Building your credit and credit score up takes some time. Yet the quicker you seriously turn your attention towards the factors that are harming your credit score, the more rapidly your credit scores will rise and improve.
There are a number of practical steps that you can take to get these moving in the right direction. It starts with gaining a history of paying your bills in a timely fashion and paying down your debt. Beginning with this article we look at practical, actionable steps that you can take to boost your credit.
Make A Commitment to the 90 Day Credit Challenge
I encourage you to commit to a 90 day credit challenge. You should set yourself a 90 day goal to see at least a 100 point improvement in your credit score. You can do this most easily in two ways.
- First, pay down any credit card revolving balances that are in excess of 30 percent of your total available credit line. This will significantly improve your score in the second most important category of credit utilization (which counts for 30 percent of the total score).
- Second, make sure you pay all of your monthly balances on time for those three months. This will improve your payment history points, the most important category in credit scoring models (counting for 35 percent of your total). By taking proactive action in both ways, you can see a 100 point improvement or better in your score within three months.
Negative Information Eventually Ages Off Your Report
For your credit report to improve substantially, it will help when the negative or derogatory items drop off. This includes items ranging from too many hard inquiries on your credit report to late payments, charge offs, collections, and bankruptcies. These different detracting features take different amounts of time to disappear from your credit report.
Hard inquiries are the easiest to lose. They only need two years to disappear. Late payments, charge offs, and collections require seven years to drop. They will cause less negative impact as they age. Bankruptcies take from seven to 10 years to disappear. They also impact you less as they age.

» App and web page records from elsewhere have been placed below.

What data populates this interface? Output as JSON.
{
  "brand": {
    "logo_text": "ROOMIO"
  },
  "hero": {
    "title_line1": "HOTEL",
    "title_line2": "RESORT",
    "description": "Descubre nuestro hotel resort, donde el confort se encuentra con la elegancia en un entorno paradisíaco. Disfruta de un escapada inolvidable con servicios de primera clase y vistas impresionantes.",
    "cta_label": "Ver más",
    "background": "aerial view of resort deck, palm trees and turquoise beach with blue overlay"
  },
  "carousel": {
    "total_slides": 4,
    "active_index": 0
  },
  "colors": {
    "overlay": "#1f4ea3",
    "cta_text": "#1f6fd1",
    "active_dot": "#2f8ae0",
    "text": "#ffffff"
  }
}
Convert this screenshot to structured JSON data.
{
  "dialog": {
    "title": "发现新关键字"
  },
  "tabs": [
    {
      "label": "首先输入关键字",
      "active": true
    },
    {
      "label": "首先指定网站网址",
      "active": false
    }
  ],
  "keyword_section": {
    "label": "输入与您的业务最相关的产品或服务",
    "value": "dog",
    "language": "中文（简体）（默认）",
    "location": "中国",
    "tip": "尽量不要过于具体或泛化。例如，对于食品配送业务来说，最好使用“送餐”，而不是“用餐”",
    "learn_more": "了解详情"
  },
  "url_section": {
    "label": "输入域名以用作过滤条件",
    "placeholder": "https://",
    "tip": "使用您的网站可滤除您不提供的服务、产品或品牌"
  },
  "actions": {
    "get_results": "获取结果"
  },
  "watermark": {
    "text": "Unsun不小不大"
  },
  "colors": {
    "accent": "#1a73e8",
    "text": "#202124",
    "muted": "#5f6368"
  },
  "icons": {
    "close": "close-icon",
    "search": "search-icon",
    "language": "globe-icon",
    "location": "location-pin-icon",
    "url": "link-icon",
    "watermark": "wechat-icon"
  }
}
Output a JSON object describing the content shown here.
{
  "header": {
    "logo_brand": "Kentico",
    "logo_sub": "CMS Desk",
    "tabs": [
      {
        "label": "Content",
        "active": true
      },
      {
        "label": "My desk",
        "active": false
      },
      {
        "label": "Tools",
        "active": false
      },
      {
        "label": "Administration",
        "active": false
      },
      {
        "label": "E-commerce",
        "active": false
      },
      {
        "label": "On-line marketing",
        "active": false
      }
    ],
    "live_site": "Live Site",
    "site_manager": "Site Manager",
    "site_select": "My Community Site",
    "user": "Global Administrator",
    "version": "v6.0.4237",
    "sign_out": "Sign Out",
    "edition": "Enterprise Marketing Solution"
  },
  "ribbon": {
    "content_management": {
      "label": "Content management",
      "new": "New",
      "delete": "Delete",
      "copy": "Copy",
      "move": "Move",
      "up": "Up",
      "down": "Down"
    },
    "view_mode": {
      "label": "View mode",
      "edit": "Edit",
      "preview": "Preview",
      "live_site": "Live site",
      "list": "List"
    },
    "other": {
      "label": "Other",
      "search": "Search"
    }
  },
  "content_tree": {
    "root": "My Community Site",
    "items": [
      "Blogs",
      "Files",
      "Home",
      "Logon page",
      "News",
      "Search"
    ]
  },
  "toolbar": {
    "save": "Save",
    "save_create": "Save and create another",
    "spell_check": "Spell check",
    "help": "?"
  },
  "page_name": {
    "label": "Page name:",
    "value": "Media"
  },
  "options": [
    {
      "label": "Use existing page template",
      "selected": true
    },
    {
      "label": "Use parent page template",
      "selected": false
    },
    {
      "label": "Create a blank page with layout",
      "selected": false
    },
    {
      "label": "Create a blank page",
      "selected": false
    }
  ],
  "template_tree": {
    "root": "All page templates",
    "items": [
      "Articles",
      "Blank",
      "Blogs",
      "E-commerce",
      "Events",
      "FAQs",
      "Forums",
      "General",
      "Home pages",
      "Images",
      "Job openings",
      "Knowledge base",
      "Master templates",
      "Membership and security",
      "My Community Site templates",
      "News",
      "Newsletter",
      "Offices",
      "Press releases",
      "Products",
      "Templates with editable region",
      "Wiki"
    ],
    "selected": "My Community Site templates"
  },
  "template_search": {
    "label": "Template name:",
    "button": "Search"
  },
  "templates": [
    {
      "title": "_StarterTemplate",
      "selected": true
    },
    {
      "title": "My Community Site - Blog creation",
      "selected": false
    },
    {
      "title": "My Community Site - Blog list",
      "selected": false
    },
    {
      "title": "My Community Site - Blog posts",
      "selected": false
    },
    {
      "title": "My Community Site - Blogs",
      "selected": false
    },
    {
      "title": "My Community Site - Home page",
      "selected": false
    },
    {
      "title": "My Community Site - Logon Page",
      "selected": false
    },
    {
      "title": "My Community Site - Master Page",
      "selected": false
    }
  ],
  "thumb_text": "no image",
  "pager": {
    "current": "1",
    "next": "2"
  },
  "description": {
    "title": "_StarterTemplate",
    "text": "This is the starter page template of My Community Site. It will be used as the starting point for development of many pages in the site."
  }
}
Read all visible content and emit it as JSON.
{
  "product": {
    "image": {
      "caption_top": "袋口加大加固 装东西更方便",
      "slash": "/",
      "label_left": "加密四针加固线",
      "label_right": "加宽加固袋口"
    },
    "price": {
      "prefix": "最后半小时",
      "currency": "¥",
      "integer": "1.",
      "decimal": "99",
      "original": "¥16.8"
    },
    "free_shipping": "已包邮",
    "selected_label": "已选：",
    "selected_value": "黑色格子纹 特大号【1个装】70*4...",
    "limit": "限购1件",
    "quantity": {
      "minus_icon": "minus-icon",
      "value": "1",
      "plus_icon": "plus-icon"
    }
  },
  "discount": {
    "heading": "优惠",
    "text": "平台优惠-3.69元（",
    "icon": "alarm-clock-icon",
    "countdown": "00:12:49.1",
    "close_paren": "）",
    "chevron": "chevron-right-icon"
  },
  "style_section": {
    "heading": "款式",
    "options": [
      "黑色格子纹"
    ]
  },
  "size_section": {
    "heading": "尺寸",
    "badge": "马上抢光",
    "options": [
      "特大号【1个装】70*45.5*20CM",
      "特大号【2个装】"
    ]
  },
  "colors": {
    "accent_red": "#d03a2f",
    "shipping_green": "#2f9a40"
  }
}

You should not let negative items on your credit report keep you from working on improving it, as they will all disappear eventually, and will impact you less each year as they age.